Stimulating healthy tissue regeneration by targeting the 5-HT₂B receptor in chronic liver disease.
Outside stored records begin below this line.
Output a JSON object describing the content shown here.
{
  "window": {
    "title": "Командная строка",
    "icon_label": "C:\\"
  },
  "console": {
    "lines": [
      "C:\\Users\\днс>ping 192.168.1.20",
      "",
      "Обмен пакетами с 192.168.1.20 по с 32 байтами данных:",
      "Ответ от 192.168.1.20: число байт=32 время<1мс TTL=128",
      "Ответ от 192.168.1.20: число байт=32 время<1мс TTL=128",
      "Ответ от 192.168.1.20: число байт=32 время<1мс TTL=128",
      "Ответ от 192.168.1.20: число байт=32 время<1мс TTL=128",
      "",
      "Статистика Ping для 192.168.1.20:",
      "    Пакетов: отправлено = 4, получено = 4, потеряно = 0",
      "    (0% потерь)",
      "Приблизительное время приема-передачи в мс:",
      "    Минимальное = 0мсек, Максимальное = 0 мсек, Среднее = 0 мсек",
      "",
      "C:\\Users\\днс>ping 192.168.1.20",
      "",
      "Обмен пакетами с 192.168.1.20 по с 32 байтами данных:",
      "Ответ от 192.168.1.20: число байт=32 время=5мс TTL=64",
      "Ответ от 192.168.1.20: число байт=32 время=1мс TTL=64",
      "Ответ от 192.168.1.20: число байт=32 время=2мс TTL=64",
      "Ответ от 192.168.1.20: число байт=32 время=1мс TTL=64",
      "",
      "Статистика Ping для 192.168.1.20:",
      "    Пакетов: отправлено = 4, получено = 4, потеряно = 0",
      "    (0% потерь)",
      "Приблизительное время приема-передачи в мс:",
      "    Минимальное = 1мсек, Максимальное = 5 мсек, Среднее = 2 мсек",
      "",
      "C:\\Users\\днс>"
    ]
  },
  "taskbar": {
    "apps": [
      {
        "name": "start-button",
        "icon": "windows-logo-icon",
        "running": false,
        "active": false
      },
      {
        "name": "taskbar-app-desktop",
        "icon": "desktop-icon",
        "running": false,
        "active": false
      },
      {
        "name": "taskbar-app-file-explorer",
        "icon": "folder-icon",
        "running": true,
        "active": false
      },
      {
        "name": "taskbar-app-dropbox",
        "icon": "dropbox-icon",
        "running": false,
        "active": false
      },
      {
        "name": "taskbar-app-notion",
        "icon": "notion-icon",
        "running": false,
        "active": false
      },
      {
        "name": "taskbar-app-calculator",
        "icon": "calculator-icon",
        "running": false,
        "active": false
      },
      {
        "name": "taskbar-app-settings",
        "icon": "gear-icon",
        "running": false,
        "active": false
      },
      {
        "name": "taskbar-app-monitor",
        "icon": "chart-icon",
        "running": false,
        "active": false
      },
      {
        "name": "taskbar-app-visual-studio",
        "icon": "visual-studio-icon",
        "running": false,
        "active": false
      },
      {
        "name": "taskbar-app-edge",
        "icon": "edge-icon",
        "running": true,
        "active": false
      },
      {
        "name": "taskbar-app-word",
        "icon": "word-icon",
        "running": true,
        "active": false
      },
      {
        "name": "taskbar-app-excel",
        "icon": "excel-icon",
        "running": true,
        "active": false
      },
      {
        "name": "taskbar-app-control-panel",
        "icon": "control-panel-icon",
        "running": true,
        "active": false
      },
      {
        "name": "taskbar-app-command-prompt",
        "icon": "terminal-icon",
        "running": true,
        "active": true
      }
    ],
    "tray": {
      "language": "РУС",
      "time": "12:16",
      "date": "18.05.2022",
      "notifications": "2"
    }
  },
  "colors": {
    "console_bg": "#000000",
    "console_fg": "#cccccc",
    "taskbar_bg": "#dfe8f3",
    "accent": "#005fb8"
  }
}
ABSTRACT Tissue homeostasis requires an effective, limited wound-healing response to injury. In chronic disease, failure to regenerate parenchymal tissue leads to the replacement of lost cellular mass with a fibrotic matrix. The mechanisms that dictate the balance of cell regeneration and fibrogenesis are not well understood. Here we report that fibrogenic hepatic stellate cells (HSCs) in the liver are negative regulators of hepatocyte regeneration. This negative regulatory function requires stimulation of the 5-hydroxytryptamine 2B receptor (5-HT(2B)) on HSCs by serotonin, which activates expression of transforming growth factor β1 (TGF-β1), a powerful suppressor of hepatocyte proliferation, through signaling by mitogen-activated protein kinase 1 (ERK) and the transcription factor JunD. Selective antagonism of 5-HT(2B) enhanced hepatocyte growth in models of acute and chronic liver injury. We also observed similar effects in mice lacking 5-HT(2B) or JunD or upon selective depletion of HSCs in wild-type mice. Antagonism of 5-HT(2B) attenuated fibrogenesis and improved liver function in disease models in which fibrosis was pre-established and progressive. Pharmacological targeting of 5-HT(2B) is clinically safe in humans and may be therapeutic in chronic liver disease.